The global container shipping industry is grappling with potential risks from new rules that aim to reduce marine pollution.
New rules from the International Marine Organisation (IMO) have given shipowners a January 01 deadline to either switch to low-sulphur fuel or install devices known as “scrubbers” in a bid to reduce global sulphur emissions.
However, industry figures have voiced concerns about the potential risks of both options – including sudden fires or collisions due to engine failure and liability for inadvertently breaching the rules.

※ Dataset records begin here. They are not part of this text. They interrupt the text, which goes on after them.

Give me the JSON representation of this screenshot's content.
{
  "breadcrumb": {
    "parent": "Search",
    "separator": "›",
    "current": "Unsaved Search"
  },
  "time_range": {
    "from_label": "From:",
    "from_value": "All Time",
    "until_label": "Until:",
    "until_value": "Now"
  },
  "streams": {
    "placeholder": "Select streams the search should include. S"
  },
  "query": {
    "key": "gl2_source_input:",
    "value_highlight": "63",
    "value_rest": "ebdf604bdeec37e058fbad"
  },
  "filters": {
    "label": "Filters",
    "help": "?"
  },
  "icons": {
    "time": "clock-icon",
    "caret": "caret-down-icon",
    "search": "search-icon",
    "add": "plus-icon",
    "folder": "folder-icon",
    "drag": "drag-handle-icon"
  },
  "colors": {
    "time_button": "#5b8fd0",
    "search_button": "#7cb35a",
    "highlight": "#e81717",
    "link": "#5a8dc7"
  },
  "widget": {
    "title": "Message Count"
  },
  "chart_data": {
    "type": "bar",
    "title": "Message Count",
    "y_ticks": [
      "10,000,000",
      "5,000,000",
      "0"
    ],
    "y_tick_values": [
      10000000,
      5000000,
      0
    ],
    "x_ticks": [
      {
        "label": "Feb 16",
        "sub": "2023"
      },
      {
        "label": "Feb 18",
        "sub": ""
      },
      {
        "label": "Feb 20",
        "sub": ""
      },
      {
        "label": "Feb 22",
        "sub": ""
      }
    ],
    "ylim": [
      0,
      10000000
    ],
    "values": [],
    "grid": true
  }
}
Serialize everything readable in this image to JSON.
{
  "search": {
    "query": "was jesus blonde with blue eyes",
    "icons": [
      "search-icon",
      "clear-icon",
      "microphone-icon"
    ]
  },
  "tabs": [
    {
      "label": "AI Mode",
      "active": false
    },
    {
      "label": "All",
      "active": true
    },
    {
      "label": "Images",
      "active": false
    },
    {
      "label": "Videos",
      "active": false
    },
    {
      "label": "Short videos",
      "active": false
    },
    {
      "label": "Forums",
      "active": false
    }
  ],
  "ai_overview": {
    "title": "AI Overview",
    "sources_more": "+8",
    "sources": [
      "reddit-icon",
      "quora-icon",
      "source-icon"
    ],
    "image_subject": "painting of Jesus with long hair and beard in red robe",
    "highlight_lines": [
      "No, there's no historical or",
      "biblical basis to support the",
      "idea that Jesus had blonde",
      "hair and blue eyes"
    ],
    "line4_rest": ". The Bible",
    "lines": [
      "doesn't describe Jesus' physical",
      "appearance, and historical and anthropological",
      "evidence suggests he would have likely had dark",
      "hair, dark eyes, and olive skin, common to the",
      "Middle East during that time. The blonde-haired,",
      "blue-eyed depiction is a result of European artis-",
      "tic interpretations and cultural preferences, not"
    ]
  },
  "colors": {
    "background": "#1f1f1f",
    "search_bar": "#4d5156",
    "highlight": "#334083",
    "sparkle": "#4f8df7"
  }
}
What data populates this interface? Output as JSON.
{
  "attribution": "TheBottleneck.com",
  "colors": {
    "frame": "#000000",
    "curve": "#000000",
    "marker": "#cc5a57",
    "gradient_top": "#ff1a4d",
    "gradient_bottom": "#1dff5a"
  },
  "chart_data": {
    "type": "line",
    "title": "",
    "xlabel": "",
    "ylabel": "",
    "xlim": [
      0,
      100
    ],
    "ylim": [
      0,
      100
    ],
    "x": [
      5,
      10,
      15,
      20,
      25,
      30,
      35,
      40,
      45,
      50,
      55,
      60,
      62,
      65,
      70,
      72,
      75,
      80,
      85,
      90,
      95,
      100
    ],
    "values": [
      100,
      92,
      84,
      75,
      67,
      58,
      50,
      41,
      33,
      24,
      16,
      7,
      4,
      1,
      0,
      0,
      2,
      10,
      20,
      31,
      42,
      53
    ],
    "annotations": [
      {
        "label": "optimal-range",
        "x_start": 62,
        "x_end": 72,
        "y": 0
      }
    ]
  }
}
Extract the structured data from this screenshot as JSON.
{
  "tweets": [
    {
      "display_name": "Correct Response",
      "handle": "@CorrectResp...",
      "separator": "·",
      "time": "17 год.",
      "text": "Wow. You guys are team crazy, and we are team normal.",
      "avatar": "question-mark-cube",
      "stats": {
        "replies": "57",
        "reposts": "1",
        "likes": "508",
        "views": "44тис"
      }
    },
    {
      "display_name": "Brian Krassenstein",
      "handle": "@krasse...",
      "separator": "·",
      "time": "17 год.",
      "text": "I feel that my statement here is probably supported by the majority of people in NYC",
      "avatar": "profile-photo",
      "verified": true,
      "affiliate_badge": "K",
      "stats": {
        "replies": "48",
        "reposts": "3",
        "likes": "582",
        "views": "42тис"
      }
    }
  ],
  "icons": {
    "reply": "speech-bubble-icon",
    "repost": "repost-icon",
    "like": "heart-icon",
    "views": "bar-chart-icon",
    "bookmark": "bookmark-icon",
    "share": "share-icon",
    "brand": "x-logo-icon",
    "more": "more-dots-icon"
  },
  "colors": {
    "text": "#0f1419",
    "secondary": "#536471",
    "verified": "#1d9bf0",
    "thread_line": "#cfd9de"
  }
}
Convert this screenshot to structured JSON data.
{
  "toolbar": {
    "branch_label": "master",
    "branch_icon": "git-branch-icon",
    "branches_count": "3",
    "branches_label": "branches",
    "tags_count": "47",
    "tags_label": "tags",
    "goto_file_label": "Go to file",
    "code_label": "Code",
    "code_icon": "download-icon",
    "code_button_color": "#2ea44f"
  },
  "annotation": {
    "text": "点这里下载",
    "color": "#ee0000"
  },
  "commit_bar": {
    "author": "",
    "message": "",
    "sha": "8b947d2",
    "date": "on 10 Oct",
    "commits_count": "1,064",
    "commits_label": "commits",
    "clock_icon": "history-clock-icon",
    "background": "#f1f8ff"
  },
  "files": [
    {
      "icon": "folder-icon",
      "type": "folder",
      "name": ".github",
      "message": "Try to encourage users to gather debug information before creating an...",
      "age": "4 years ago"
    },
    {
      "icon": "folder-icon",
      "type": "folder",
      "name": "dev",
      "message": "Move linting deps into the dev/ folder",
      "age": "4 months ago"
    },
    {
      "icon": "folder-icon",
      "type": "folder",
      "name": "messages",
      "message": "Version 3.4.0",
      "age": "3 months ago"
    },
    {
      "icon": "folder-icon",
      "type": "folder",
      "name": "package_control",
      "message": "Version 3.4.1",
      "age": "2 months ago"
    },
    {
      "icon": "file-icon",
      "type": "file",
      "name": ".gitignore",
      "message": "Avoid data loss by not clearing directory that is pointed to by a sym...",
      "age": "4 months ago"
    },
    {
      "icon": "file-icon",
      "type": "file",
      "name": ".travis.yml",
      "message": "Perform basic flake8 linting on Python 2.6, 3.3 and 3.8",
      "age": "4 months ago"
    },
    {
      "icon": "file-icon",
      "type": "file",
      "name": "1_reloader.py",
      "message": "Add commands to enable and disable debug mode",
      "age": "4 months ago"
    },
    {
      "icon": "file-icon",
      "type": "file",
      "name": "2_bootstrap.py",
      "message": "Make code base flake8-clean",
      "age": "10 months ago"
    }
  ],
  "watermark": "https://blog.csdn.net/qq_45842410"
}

And with the industry needing to invest an estimated US$10 billion to adhere to the new rules, analysts say there may be reason for the concern.
Several large ship owners have told Reuters that handling the new fuels correctly and making sure the scrubbers are properly deployed would minimise danger, but that if care was not taken, problems could arise.
“The big guys are going to be serviced by the right people… there is bigger risk for the smaller ships,” Hugo De Stoop, chief executive of Belgian tanker operator Euronav, told Reuters.
Problems linked to certain types of scrubbers in particular have alarmed some shipowners, and insurers have reported cases of fires and corrosion with these devices. What’s more, if corrosion was legally deemed to be inevitable, underwriters might try to deny related claims, according to Stephen Harris, senior vice president with insurance broker Marsh.
“Whether underwriters adopt this line or not could depend on how frequent and how big the problem becomes next year,” Harris told Reuters.
Harris also said that the problems made assessing cover a challenge.
“Is it non-compliance? The question marks are bigger than the answers,” he told Reuters.